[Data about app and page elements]
■ ■ ■ ■ ■
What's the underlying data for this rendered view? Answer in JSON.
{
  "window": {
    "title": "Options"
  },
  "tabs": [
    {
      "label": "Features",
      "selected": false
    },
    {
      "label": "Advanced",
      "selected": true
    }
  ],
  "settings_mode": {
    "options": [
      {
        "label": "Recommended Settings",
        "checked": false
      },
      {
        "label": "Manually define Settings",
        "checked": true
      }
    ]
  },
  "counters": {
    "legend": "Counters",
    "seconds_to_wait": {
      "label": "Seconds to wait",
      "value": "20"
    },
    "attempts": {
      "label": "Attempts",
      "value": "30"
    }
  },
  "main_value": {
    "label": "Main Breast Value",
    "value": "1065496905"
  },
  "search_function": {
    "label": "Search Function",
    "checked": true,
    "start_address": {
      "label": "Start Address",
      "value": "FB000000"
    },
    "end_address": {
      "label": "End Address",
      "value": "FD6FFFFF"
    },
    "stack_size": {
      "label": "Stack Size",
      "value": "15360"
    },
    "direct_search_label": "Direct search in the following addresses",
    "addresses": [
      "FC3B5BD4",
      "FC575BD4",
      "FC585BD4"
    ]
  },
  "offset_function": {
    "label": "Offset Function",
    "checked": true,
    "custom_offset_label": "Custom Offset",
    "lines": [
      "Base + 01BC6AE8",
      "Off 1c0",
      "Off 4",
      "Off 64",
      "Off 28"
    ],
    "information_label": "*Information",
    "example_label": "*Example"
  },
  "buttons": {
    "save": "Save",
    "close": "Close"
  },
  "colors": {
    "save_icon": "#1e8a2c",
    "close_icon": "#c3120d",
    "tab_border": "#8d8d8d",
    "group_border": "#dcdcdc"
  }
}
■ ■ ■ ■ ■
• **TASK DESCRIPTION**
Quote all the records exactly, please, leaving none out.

• **RESULT BELOW**
What's the underlying data for this rendered view? Answer in JSON.
{
  "window": {
    "title": "Options"
  },
  "tabs": [
    {
      "label": "Features",
      "selected": false
    },
    {
      "label": "Advanced",
      "selected": true
    }
  ],
  "settings_mode": {
    "options": [
      {
        "label": "Recommended Settings",
        "checked": false
      },
      {
        "label": "Manually define Settings",
        "checked": true
      }
    ]
  },
  "counters": {
    "legend": "Counters",
    "seconds_to_wait": {
      "label": "Seconds to wait",
      "value": "20"
    },
    "attempts": {
      "label": "Attempts",
      "value": "30"
    }
  },
  "main_value": {
    "label": "Main Breast Value",
    "value": "1065496905"
  },
  "search_function": {
    "label": "Search Function",
    "checked": true,
    "start_address": {
      "label": "Start Address",
      "value": "FB000000"
    },
    "end_address": {
      "label": "End Address",
      "value": "FD6FFFFF"
    },
    "stack_size": {
      "label": "Stack Size",
      "value": "15360"
    },
    "direct_search_label": "Direct search in the following addresses",
    "addresses": [
      "FC3B5BD4",
      "FC575BD4",
      "FC585BD4"
    ]
  },
  "offset_function": {
    "label": "Offset Function",
    "checked": true,
    "custom_offset_label": "Custom Offset",
    "lines": [
      "Base + 01BC6AE8",
      "Off 1c0",
      "Off 4",
      "Off 64",
      "Off 28"
    ],
    "information_label": "*Information",
    "example_label": "*Example"
  },
  "buttons": {
    "save": "Save",
    "close": "Close"
  },
  "colors": {
    "save_icon": "#1e8a2c",
    "close_icon": "#c3120d",
    "tab_border": "#8d8d8d",
    "group_border": "#dcdcdc"
  }
}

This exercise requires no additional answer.